16 Incredible, Almost Unbelievable Facts About Hawaii
From interesting tidbits of information about ancient Hawaiians to geographic wonders, the Hawaiian Islands are the subject of many incredible trivia facts. Some of these facts are common, while others are a bit more obscure, but regardless, everyone who lives in the Aloha State should have these 18 trivia facts about Hawaii in their arsenal. How else are you going to win that competitive round of bar trivia?
How many of these facts did you know? Do you have any other interesting facts about Hawaii you would like to share with us in the comments below? To learn more about the Aloha State, click here to discover Everything You Need To Know About Hawaii From A To Z.
What are the most interesting facts about Hawaii?
Well, that’s a totally subjective question, but I think the fact that the Aloha State is the most geographically isolated population center in the entire world is absolutely fascinating and explains so much about the islands’ culture. The Hawaiian Islands are also home to approximately one-third of all the endangered species in the United States and there are only two mammals native to Hawaii: the hoary bat and monk seal.
What facts are there to know about Hawaii’s history?
From the tale of how the islands were first settled, to the relationship between Hawaii and the American government before it became a state in 1959, Hawaii’s history is fascinating, and here are 14 things you might not have known about the islands’ history. Of particular interest, the day before the attack on Pearl Harbor, the USS Arizona filled up with 1.5 million gallons of fuel and — according to the History Channel — the sunken ship “continues to spill up to nine quarts of oil into the harbor each day.”
What is a fun trivia fact about Waikiki Beach?

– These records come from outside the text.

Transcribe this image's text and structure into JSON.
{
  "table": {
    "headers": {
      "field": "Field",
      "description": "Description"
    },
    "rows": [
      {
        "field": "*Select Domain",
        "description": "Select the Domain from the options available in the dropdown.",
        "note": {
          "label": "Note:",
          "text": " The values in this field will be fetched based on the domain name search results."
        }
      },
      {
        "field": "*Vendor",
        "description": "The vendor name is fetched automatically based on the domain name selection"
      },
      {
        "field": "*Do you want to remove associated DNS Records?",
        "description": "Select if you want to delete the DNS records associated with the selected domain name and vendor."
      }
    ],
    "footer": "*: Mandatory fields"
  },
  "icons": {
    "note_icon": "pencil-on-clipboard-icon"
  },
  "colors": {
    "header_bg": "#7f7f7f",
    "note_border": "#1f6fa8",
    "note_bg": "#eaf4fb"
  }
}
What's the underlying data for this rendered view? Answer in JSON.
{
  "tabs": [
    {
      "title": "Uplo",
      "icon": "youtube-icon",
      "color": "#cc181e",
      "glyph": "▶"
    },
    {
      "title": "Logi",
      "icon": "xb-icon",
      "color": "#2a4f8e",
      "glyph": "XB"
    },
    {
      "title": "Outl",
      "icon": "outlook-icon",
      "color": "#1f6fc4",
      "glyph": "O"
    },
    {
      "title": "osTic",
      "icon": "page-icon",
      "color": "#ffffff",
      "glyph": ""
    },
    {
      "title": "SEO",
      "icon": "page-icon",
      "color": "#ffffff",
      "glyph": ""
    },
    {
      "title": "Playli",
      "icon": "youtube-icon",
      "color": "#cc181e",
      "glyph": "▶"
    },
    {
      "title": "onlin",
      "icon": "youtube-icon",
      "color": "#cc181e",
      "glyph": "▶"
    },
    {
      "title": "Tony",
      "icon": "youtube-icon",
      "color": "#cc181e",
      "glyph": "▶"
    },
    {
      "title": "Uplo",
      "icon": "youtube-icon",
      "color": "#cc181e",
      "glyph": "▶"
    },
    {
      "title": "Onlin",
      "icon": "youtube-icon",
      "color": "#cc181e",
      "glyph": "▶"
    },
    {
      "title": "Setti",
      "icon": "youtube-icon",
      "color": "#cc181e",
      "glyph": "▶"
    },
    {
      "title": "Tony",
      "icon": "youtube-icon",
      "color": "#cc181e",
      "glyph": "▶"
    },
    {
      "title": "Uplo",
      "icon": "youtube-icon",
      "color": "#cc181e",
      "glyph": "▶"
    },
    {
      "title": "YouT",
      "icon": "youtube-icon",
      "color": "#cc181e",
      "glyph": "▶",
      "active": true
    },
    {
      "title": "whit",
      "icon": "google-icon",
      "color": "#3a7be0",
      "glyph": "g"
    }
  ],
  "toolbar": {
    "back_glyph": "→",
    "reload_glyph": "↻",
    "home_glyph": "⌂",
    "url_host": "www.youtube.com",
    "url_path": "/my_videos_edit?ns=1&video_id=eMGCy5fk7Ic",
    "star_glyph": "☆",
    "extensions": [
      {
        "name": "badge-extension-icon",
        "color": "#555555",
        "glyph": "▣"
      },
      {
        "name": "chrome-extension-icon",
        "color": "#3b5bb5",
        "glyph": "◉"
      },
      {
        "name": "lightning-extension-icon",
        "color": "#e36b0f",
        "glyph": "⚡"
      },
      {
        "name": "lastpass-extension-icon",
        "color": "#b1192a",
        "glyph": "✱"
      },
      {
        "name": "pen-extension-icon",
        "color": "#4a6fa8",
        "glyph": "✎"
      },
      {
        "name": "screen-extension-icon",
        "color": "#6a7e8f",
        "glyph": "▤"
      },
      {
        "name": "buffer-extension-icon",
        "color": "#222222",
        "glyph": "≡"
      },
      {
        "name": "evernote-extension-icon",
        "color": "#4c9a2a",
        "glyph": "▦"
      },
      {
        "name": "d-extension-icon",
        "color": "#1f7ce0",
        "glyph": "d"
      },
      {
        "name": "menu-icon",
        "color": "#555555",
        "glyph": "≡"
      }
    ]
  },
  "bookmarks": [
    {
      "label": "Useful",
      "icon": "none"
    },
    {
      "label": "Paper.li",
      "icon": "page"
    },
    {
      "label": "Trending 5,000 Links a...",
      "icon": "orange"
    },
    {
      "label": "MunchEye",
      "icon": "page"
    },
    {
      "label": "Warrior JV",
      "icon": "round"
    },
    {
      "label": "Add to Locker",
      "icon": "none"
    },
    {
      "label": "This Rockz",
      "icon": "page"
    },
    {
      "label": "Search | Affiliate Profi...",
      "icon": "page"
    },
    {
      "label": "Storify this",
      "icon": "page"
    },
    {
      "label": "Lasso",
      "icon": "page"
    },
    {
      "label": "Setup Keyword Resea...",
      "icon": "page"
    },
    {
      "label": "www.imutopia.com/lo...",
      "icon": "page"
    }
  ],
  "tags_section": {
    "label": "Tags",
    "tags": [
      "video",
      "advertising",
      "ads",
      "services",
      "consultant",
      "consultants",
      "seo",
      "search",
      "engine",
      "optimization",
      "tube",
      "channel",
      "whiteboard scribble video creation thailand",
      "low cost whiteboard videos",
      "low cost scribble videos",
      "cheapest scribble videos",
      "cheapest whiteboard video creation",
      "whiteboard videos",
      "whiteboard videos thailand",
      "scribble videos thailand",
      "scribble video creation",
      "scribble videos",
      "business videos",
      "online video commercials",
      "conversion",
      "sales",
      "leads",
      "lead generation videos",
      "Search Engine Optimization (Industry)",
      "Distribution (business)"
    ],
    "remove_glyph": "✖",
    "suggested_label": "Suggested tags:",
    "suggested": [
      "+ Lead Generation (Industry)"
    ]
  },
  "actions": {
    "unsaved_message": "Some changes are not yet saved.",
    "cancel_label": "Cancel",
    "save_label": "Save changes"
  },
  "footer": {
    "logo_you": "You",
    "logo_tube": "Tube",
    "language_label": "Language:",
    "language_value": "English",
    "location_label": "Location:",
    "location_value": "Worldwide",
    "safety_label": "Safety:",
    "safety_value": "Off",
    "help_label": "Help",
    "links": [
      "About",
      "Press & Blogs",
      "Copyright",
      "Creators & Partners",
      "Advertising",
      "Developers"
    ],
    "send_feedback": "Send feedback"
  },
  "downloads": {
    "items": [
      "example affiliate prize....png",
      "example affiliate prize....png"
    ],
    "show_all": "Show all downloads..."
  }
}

Waikiki Beach is easily the state’s most famous tourist destination, but not many people know that until the 1920s, it was a swamp. The famous destination is also partially engineered, and has been filled with imported sand for decades — and it is unfortunately in danger of being lost entirely. The beach has faced erosion problems since the late-1800s when hotels and homes were built too close to the natural shoreline. To learn more about Waikiki, click here.